[Web page and app entries]
BEGIN

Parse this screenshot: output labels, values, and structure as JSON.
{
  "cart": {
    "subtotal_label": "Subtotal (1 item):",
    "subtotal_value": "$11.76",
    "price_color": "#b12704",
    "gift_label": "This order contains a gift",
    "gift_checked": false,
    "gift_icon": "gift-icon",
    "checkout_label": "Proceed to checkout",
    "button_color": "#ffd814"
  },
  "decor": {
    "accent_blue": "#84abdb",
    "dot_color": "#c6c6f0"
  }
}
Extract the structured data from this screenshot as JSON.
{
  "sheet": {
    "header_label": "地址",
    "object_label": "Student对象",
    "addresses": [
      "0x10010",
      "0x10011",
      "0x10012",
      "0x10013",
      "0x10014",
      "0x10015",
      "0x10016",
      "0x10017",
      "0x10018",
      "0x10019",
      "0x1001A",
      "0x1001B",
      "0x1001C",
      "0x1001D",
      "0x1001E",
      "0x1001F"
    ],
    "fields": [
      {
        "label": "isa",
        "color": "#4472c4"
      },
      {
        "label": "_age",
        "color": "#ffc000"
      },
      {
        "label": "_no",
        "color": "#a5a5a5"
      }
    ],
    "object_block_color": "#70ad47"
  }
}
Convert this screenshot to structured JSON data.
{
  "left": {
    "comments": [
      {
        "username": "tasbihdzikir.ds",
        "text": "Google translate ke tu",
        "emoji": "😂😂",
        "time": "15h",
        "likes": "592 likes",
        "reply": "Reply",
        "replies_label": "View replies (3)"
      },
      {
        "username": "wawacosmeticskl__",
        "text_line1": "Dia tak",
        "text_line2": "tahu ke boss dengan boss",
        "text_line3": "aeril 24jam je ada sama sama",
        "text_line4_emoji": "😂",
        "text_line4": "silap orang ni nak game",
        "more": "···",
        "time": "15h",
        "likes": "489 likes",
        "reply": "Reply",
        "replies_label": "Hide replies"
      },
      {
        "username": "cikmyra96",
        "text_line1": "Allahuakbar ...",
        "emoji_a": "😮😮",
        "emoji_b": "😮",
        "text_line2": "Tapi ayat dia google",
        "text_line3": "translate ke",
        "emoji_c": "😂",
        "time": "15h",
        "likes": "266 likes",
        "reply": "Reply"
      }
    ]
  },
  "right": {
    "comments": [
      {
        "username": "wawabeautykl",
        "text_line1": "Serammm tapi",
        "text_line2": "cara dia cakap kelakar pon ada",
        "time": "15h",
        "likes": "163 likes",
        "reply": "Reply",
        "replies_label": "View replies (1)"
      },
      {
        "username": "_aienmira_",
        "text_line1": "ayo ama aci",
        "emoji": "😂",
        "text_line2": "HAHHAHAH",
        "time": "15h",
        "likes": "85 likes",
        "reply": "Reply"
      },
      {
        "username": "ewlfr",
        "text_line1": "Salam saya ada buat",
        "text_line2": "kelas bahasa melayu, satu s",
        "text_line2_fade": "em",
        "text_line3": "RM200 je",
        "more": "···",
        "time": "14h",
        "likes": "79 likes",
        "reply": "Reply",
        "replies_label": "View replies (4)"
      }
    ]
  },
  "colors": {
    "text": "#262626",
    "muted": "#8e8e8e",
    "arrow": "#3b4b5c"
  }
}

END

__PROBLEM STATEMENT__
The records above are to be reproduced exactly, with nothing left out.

__RESPONSE__
Parse this screenshot: output labels, values, and structure as JSON.
{
  "cart": {
    "subtotal_label": "Subtotal (1 item):",
    "subtotal_value": "$11.76",
    "price_color": "#b12704",
    "gift_label": "This order contains a gift",
    "gift_checked": false,
    "gift_icon": "gift-icon",
    "checkout_label": "Proceed to checkout",
    "button_color": "#ffd814"
  },
  "decor": {
    "accent_blue": "#84abdb",
    "dot_color": "#c6c6f0"
  }
}
Extract the structured data from this screenshot as JSON.
{
  "sheet": {
    "header_label": "地址",
    "object_label": "Student对象",
    "addresses": [
      "0x10010",
      "0x10011",
      "0x10012",
      "0x10013",
      "0x10014",
      "0x10015",
      "0x10016",
      "0x10017",
      "0x10018",
      "0x10019",
      "0x1001A",
      "0x1001B",
      "0x1001C",
      "0x1001D",
      "0x1001E",
      "0x1001F"
    ],
    "fields": [
      {
        "label": "isa",
        "color": "#4472c4"
      },
      {
        "label": "_age",
        "color": "#ffc000"
      },
      {
        "label": "_no",
        "color": "#a5a5a5"
      }
    ],
    "object_block_color": "#70ad47"
  }
}
Convert this screenshot to structured JSON data.
{
  "left": {
    "comments": [
      {
        "username": "tasbihdzikir.ds",
        "text": "Google translate ke tu",
        "emoji": "😂😂",
        "time": "15h",
        "likes": "592 likes",
        "reply": "Reply",
        "replies_label": "View replies (3)"
      },
      {
        "username": "wawacosmeticskl__",
        "text_line1": "Dia tak",
        "text_line2": "tahu ke boss dengan boss",
        "text_line3": "aeril 24jam je ada sama sama",
        "text_line4_emoji": "😂",
        "text_line4": "silap orang ni nak game",
        "more": "···",
        "time": "15h",
        "likes": "489 likes",
        "reply": "Reply",
        "replies_label": "Hide replies"
      },
      {
        "username": "cikmyra96",
        "text_line1": "Allahuakbar ...",
        "emoji_a": "😮😮",
        "emoji_b": "😮",
        "text_line2": "Tapi ayat dia google",
        "text_line3": "translate ke",
        "emoji_c": "😂",
        "time": "15h",
        "likes": "266 likes",
        "reply": "Reply"
      }
    ]
  },
  "right": {
    "comments": [
      {
        "username": "wawabeautykl",
        "text_line1": "Serammm tapi",
        "text_line2": "cara dia cakap kelakar pon ada",
        "time": "15h",
        "likes": "163 likes",
        "reply": "Reply",
        "replies_label": "View replies (1)"
      },
      {
        "username": "_aienmira_",
        "text_line1": "ayo ama aci",
        "emoji": "😂",
        "text_line2": "HAHHAHAH",
        "time": "15h",
        "likes": "85 likes",
        "reply": "Reply"
      },
      {
        "username": "ewlfr",
        "text_line1": "Salam saya ada buat",
        "text_line2": "kelas bahasa melayu, satu s",
        "text_line2_fade": "em",
        "text_line3": "RM200 je",
        "more": "···",
        "time": "14h",
        "likes": "79 likes",
        "reply": "Reply",
        "replies_label": "View replies (4)"
      }
    ]
  },
  "colors": {
    "text": "#262626",
    "muted": "#8e8e8e",
    "arrow": "#3b4b5c"
  }
}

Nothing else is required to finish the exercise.